When my own father needed care, the workers who provided it called him “sweetie” and “honey.” I drew them away individually to explain to them that, while he was a terrific dad and a great person, he had definitely never been “sweet.” He had performed submarine duty in the Pacific theater during WWII. He had held several jobs simultaneously to feed his family of six. He had supported his children through all of our decisions, good and bad, and made sure we were all were college-educated. He was admired, adventurous, intelligent, respected, and revered. Then, at the end of his life, when he needed care, he became “sweetie.”
It grinds my gears as a professional in the area of geriatrics, that we minimize and reduce our clients because they’re members of a “no-longer-useful” population. As caregivers of the elderly, it is our job to respect and support our residents and their families. Labeling an elderly person who needs care with a term that should be restricted to children diminishes them and ignores their value as productive people in our society. Stop calling them “cute.”

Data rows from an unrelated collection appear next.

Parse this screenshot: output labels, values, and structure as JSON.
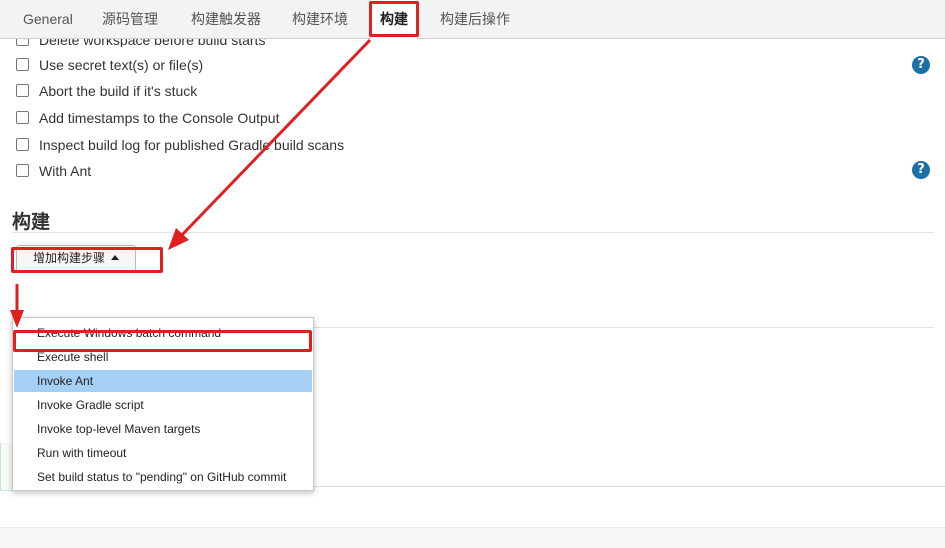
{
  "tabs": [
    {
      "label": "General"
    },
    {
      "label": "源码管理"
    },
    {
      "label": "构建触发器"
    },
    {
      "label": "构建环境"
    },
    {
      "label": "构建"
    },
    {
      "label": "构建后操作"
    }
  ],
  "build_environment": {
    "options": [
      {
        "label": "Delete workspace before build starts"
      },
      {
        "label": "Use secret text(s) or file(s)"
      },
      {
        "label": "Abort the build if it's stuck"
      },
      {
        "label": "Add timestamps to the Console Output"
      },
      {
        "label": "Inspect build log for published Gradle build scans"
      },
      {
        "label": "With Ant"
      }
    ],
    "help_glyph": "?"
  },
  "build_section": {
    "title": "构建",
    "add_step_label": "增加构建步骤"
  },
  "dropdown": {
    "items": [
      {
        "label": "Execute Windows batch command"
      },
      {
        "label": "Execute shell"
      },
      {
        "label": "Invoke Ant"
      },
      {
        "label": "Invoke Gradle script"
      },
      {
        "label": "Invoke top-level Maven targets"
      },
      {
        "label": "Run with timeout"
      },
      {
        "label": "Set build status to \"pending\" on GitHub commit"
      }
    ],
    "highlighted_item": "Invoke Ant"
  },
  "colors": {
    "annotation_red": "#e02020",
    "highlight_blue": "#a6cff5",
    "help_blue": "#1d6fa8",
    "save_blue": "#2a7ab8"
  }
}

Jean Wendland Porter, PT, CCI, is the Regional Director of Therapy Operations at Diversified Health Partners in Ohio.